◆ **Supplied material**:
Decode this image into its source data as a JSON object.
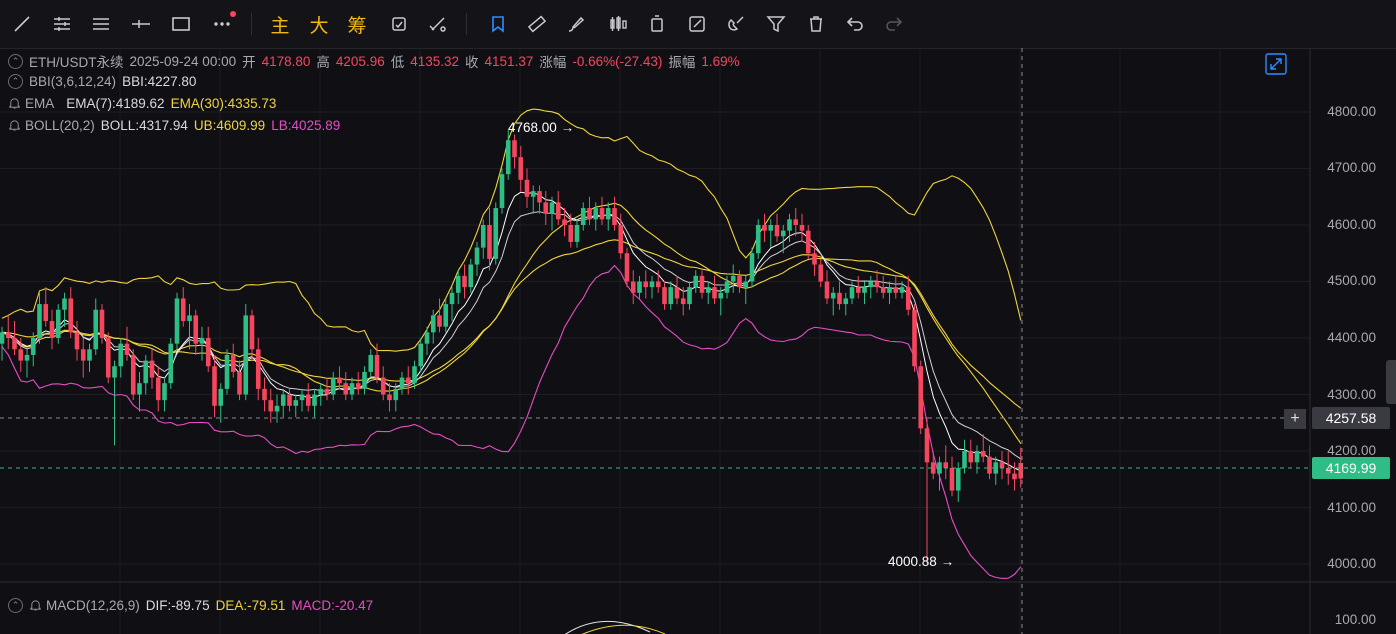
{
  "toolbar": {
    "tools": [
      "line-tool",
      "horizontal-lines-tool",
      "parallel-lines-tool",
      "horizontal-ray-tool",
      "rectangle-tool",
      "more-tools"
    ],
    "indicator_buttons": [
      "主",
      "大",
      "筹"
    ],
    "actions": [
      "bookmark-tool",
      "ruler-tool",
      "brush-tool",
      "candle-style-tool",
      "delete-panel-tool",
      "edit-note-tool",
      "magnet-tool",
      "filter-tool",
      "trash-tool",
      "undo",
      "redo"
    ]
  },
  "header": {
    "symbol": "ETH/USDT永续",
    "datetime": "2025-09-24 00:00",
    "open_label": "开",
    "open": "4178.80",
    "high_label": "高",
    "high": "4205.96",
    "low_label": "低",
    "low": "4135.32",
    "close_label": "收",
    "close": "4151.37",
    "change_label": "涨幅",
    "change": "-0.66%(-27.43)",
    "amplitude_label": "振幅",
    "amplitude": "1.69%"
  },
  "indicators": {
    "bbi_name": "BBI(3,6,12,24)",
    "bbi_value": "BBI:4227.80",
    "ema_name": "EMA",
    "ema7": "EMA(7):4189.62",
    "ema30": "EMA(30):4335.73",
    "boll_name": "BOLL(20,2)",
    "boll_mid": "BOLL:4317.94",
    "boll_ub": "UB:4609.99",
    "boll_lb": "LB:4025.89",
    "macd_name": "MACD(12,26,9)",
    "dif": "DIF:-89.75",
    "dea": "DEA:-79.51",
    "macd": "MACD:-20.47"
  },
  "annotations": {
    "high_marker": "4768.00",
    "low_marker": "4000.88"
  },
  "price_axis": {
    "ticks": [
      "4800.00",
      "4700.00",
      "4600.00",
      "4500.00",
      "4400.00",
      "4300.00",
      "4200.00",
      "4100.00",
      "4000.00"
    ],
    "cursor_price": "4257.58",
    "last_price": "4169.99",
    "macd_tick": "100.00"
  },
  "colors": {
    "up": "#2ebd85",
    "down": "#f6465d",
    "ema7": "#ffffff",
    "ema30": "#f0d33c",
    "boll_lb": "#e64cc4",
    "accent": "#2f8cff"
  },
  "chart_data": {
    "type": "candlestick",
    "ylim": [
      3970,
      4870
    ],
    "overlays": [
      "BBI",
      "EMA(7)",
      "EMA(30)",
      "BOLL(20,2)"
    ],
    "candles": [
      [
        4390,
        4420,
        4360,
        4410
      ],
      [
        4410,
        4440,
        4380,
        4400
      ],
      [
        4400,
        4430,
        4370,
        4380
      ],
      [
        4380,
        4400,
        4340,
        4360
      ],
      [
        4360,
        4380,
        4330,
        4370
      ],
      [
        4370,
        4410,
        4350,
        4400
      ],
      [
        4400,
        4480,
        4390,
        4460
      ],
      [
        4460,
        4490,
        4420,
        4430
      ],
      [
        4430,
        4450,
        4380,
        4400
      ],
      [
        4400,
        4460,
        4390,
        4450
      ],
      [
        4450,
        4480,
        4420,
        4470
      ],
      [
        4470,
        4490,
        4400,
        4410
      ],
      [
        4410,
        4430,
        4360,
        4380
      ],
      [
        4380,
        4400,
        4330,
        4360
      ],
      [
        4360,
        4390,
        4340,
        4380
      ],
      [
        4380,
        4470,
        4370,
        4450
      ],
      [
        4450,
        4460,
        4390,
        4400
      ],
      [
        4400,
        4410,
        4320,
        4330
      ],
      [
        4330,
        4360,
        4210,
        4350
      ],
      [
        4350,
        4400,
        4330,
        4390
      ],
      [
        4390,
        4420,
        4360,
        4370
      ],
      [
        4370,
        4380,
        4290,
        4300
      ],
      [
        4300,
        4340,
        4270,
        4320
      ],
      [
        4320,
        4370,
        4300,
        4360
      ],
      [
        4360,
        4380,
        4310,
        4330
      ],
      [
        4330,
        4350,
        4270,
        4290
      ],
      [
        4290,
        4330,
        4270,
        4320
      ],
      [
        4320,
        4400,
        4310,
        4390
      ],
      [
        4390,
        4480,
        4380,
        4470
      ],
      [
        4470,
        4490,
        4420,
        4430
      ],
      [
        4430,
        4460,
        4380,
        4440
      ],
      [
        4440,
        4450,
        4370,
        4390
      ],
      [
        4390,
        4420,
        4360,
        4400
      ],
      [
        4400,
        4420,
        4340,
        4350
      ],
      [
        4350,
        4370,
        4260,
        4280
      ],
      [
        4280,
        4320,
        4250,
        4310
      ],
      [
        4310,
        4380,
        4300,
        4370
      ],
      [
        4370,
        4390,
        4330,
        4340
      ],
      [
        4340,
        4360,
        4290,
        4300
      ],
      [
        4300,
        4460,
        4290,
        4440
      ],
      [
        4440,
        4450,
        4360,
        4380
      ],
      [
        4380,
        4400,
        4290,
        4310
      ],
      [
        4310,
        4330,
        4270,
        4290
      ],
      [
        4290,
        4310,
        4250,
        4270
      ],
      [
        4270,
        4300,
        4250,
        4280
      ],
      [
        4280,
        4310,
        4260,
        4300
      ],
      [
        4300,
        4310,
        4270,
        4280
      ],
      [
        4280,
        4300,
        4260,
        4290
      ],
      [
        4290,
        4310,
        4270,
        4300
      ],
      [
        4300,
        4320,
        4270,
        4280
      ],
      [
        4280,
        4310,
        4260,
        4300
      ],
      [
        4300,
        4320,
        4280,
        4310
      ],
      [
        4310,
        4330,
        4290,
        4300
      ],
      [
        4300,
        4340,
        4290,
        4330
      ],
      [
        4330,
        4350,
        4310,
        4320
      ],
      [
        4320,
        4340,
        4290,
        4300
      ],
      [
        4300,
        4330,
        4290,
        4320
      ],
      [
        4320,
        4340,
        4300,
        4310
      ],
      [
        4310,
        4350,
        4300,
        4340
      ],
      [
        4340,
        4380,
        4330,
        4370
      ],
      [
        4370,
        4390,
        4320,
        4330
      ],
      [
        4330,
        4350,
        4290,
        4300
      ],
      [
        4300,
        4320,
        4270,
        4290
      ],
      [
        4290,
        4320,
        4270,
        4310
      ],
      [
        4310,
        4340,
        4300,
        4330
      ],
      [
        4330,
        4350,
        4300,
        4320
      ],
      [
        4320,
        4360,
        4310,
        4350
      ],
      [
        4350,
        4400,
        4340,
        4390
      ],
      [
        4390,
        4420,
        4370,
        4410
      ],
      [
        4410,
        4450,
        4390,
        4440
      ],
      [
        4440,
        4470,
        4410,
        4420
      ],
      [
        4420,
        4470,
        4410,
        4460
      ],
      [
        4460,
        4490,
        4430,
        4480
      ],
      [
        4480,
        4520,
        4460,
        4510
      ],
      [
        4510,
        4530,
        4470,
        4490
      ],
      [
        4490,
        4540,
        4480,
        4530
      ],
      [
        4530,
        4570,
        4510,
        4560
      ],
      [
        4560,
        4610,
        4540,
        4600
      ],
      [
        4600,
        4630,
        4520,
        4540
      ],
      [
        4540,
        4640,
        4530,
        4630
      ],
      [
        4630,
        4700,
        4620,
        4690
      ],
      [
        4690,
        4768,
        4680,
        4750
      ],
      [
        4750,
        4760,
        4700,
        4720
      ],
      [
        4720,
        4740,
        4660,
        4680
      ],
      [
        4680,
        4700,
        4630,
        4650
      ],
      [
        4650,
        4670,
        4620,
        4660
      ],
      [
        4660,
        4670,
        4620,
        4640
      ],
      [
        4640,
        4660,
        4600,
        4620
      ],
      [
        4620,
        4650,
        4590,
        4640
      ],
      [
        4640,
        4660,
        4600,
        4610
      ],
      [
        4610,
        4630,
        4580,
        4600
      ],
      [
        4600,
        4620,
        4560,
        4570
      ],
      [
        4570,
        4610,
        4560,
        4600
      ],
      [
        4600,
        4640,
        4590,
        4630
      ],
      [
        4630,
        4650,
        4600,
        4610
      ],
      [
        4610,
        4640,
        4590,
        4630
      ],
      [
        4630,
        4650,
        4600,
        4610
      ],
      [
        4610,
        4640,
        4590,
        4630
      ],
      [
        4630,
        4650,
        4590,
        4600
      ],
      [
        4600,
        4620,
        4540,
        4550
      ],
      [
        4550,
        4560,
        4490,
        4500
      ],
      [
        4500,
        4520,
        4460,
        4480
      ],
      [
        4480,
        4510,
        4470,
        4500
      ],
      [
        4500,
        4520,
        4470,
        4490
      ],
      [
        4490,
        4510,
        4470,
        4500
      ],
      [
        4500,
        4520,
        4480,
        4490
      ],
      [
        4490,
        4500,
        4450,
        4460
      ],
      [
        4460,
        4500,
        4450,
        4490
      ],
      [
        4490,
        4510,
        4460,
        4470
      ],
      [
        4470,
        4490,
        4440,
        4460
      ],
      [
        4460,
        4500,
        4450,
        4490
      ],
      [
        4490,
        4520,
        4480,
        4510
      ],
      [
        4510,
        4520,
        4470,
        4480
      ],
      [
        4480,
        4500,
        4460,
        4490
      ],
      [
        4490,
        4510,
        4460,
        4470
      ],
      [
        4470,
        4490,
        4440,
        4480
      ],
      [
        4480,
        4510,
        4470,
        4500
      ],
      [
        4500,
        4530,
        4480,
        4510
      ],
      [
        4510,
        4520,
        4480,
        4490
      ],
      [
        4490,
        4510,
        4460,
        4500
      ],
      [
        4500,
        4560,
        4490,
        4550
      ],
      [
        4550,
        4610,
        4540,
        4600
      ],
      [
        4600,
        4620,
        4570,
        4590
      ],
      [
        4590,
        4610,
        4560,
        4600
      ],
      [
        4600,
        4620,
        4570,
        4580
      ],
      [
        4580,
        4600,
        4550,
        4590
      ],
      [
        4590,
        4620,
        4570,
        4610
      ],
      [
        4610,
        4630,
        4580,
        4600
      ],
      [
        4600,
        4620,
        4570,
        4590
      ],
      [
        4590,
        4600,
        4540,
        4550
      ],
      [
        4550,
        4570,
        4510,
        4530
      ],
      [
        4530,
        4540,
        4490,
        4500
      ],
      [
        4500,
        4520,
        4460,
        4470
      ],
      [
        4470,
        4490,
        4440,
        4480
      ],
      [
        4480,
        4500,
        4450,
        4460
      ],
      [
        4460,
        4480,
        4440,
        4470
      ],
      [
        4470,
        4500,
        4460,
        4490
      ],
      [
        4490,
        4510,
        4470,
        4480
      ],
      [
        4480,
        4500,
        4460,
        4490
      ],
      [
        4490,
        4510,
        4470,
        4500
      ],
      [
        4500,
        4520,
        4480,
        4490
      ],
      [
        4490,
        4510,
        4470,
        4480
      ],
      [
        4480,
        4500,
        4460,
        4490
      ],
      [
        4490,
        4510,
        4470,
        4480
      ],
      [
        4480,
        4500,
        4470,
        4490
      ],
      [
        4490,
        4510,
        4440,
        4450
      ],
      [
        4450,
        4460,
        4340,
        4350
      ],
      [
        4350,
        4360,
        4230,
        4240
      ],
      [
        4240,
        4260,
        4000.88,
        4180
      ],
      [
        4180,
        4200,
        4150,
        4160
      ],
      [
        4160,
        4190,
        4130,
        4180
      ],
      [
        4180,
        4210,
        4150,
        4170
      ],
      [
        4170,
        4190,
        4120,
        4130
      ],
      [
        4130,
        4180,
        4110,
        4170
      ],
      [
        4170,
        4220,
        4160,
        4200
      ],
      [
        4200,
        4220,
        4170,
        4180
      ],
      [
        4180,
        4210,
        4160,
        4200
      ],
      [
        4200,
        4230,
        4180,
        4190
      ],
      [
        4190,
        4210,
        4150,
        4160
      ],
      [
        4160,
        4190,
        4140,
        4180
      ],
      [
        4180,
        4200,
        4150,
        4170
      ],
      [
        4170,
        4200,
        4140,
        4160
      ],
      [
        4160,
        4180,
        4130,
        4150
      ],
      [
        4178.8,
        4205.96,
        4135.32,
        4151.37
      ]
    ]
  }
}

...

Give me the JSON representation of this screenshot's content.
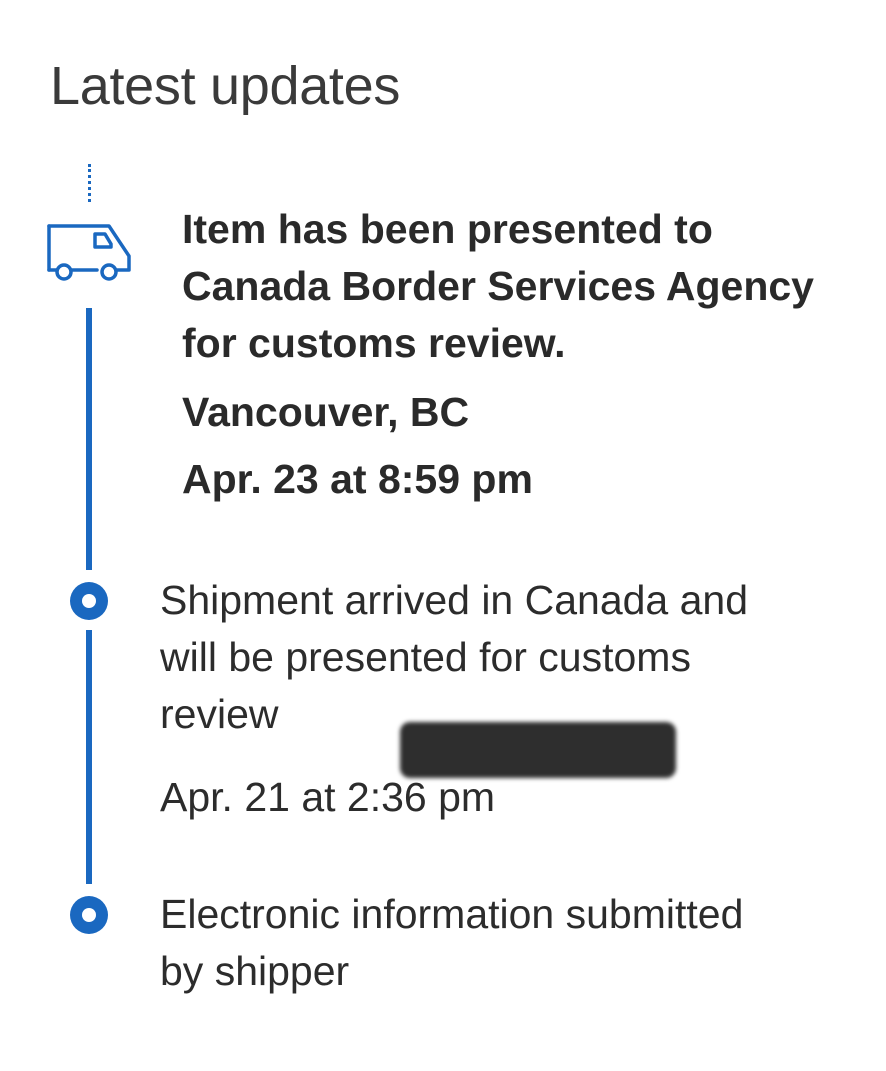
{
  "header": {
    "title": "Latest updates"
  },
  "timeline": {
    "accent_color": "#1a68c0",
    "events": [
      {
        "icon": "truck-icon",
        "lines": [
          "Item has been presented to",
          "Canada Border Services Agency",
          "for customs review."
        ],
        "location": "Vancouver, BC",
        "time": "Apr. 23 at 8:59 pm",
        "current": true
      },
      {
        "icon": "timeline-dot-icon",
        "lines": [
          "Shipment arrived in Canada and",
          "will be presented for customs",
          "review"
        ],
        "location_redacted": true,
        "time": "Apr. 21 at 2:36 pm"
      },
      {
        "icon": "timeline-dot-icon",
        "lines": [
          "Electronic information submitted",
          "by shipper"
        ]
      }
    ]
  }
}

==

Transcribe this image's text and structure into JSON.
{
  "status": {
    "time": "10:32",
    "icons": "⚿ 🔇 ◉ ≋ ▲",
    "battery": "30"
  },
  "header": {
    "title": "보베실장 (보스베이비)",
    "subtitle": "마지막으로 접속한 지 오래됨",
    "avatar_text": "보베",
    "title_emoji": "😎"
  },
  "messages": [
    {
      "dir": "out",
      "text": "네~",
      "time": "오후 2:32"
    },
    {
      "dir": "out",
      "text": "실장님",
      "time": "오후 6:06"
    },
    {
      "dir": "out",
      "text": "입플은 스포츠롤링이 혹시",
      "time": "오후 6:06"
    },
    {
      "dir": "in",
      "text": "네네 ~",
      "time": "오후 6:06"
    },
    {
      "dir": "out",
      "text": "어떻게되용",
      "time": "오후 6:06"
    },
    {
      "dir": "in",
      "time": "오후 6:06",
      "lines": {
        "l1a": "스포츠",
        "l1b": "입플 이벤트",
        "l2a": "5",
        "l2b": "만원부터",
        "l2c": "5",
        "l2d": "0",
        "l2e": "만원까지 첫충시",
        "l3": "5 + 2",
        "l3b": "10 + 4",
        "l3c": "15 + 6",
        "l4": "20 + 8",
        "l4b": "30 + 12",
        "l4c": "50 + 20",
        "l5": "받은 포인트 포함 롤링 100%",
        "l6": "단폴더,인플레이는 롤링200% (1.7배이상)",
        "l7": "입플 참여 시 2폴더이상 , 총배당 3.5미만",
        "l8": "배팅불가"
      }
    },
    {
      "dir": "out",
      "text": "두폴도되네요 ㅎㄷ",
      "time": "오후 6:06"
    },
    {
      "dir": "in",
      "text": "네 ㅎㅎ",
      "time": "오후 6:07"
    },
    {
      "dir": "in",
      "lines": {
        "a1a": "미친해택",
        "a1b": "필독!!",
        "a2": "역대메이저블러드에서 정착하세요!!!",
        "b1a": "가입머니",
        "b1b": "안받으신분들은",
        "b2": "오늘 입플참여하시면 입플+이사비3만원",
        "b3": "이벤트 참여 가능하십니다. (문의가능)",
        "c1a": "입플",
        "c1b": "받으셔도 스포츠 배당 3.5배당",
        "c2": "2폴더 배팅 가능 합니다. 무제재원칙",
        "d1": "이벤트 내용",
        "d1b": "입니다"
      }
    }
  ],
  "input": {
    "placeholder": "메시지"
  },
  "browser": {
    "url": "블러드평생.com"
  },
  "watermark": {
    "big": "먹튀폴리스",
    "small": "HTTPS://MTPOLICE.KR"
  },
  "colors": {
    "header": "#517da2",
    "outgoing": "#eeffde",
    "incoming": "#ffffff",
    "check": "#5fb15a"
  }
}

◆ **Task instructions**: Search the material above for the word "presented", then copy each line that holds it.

◆ **Exercise response**:
          "Item has been presented to",
          "will be presented for customs",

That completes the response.